The other Sytek employee featured in this episode, engineer Phil Edholm, continues to work in the industry as a communications and networking consultant. Edholm remained with Sytek through its acquisition by Hughes. He left the company in 1991. In 1995, he joined Nortel Networks, eventually rising to become chief technology officers of its enterprise business before departing in 2009.
UB Struggled to Market Vendor-Independent LAN
Ungermann-Bass–also known as UB–was started by Ralph Ungermann and Charlie Bass. Both men previously worked at Zilog, which famously developed the Z80 microprocessor used in many 8-bit computers of the 1980s. According to James Pelkey, Ungermann was “forced out” at Zilog and decided to start a LAN company. He recruited Bass and other disgruntled Zilog employees to form UB in 1979.
While Sytek focused on broadband-based LANs, UB’s specialty was Ethernet. As Bass alluded to during his Chronicles segments, Ethernet did become an industry standard, specifically the IEEE 802.3 standard that is still in use today. Bass had led the charge for Ethernet at UB and he decided to base the company’s early networking products on the Z80, which he was obviously quite familiar with from his Zilog days.
During the 1980s, UB adopted other networking technologies, including broadband and token ring, in an attempt to cement its position as a “vendor-independent” LAN company. Unlike its rival Sytek, UB managed to go public in June 1983. But the company was never very profitable, and following the October 1987 stock market crash, Ungermann went looking for a buyer, which he found in Tandem Computers.

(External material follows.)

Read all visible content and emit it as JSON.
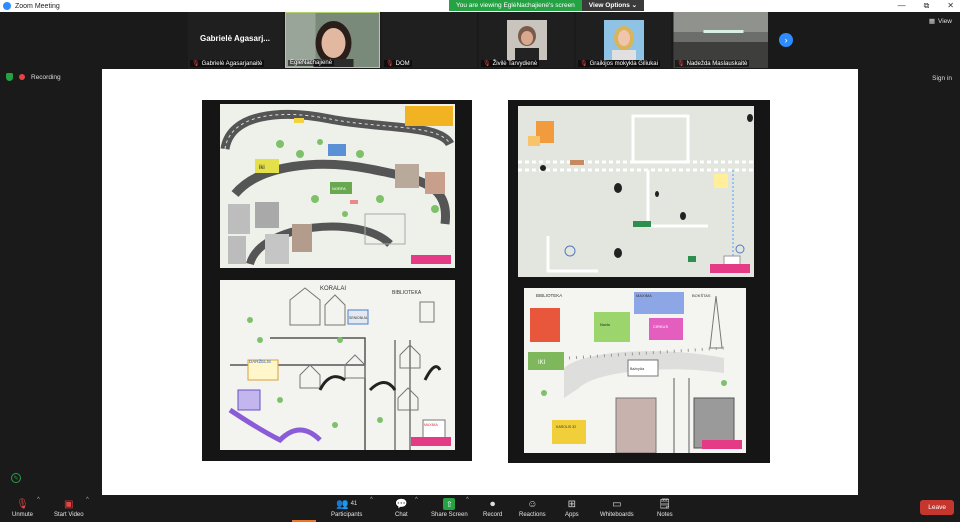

Tandem formally acquired UB in February 1988 for $260 million, with Ungermann staying on as a vice president. Tandem was later acquired by Compaq in 1997.
There’s limited information on Charlie Bass' post-UB career. Like many former Silicon Valley executives, he formed a venture capital firm, Bass Associates, in the late 1980s. He co-founded at least two other companies, Starlight Networks (a 1990s streaming media software developer) and Socket Mobile, which is still in business today. Bass also spent a number of years as a consulting professor of electrical engineering at Stanford.
Notes from the Random Access File
- This episode was recorded on September 26, 1983, although it aired sometime in October based on the “Random Access” segment.
- You can watch this episode at the Internet Archive.
- It’s never made clear exactly which Sytek device is used in Edholm’s demo. Based on the available product brochures from the time, my guess is it was the LocalNet 20/100 Z01 Option.
- When Charlie Bass referred to RS-232 as a “well-established standard,” he wasn’t kidding. The original RS-232 standard was introduced in 1960, so it was well over 20 years old when this Chronicles episode taped.
- Stewart Cheifet mentioned AT&T’s sale of software systems to its Japanese counterpart, Nippon. In an interesting historical footnote, AT&T controlled Japan’s telephone network during the post-World War II occupation until it was turned over to the state-created monopoly Nippon in 1952.